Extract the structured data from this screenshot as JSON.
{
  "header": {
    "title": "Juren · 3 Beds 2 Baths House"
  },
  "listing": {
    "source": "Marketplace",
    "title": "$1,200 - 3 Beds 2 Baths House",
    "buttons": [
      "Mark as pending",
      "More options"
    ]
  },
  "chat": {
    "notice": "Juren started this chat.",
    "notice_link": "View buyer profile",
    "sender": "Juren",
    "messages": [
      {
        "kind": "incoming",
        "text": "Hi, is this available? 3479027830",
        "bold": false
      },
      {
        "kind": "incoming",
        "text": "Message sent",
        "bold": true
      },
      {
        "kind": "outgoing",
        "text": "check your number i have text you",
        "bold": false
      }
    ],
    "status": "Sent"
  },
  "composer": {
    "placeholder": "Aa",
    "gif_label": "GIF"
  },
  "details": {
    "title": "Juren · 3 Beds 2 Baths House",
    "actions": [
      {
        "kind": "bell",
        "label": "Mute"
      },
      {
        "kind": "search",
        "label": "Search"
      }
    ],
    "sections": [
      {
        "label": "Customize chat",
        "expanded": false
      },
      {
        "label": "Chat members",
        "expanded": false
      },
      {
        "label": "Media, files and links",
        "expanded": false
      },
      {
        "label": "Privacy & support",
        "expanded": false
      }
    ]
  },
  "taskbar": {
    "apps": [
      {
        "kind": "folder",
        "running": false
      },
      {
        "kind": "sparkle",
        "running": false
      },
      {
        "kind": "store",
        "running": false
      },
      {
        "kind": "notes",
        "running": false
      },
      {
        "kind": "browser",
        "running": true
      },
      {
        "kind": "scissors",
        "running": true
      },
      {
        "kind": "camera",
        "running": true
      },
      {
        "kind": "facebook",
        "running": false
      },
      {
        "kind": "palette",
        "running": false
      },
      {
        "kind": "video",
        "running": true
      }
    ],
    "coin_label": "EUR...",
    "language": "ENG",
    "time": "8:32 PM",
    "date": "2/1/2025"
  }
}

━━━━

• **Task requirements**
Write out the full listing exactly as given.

• **Response**
Extract the structured data from this screenshot as JSON.
{
  "header": {
    "title": "Juren · 3 Beds 2 Baths House"
  },
  "listing": {
    "source": "Marketplace",
    "title": "$1,200 - 3 Beds 2 Baths House",
    "buttons": [
      "Mark as pending",
      "More options"
    ]
  },
  "chat": {
    "notice": "Juren started this chat.",
    "notice_link": "View buyer profile",
    "sender": "Juren",
    "messages": [
      {
        "kind": "incoming",
        "text": "Hi, is this available? 3479027830",
        "bold": false
      },
      {
        "kind": "incoming",
        "text": "Message sent",
        "bold": true
      },
      {
        "kind": "outgoing",
        "text": "check your number i have text you",
        "bold": false
      }
    ],
    "status": "Sent"
  },
  "composer": {
    "placeholder": "Aa",
    "gif_label": "GIF"
  },
  "details": {
    "title": "Juren · 3 Beds 2 Baths House",
    "actions": [
      {
        "kind": "bell",
        "label": "Mute"
      },
      {
        "kind": "search",
        "label": "Search"
      }
    ],
    "sections": [
      {
        "label": "Customize chat",
        "expanded": false
      },
      {
        "label": "Chat members",
        "expanded": false
      },
      {
        "label": "Media, files and links",
        "expanded": false
      },
      {
        "label": "Privacy & support",
        "expanded": false
      }
    ]
  },
  "taskbar": {
    "apps": [
      {
        "kind": "folder",
        "running": false
      },
      {
        "kind": "sparkle",
        "running": false
      },
      {
        "kind": "store",
        "running": false
      },
      {
        "kind": "notes",
        "running": false
      },
      {
        "kind": "browser",
        "running": true
      },
      {
        "kind": "scissors",
        "running": true
      },
      {
        "kind": "camera",
        "running": true
      },
      {
        "kind": "facebook",
        "running": false
      },
      {
        "kind": "palette",
        "running": false
      },
      {
        "kind": "video",
        "running": true
      }
    ],
    "coin_label": "EUR...",
    "language": "ENG",
    "time": "8:32 PM",
    "date": "2/1/2025"
  }
}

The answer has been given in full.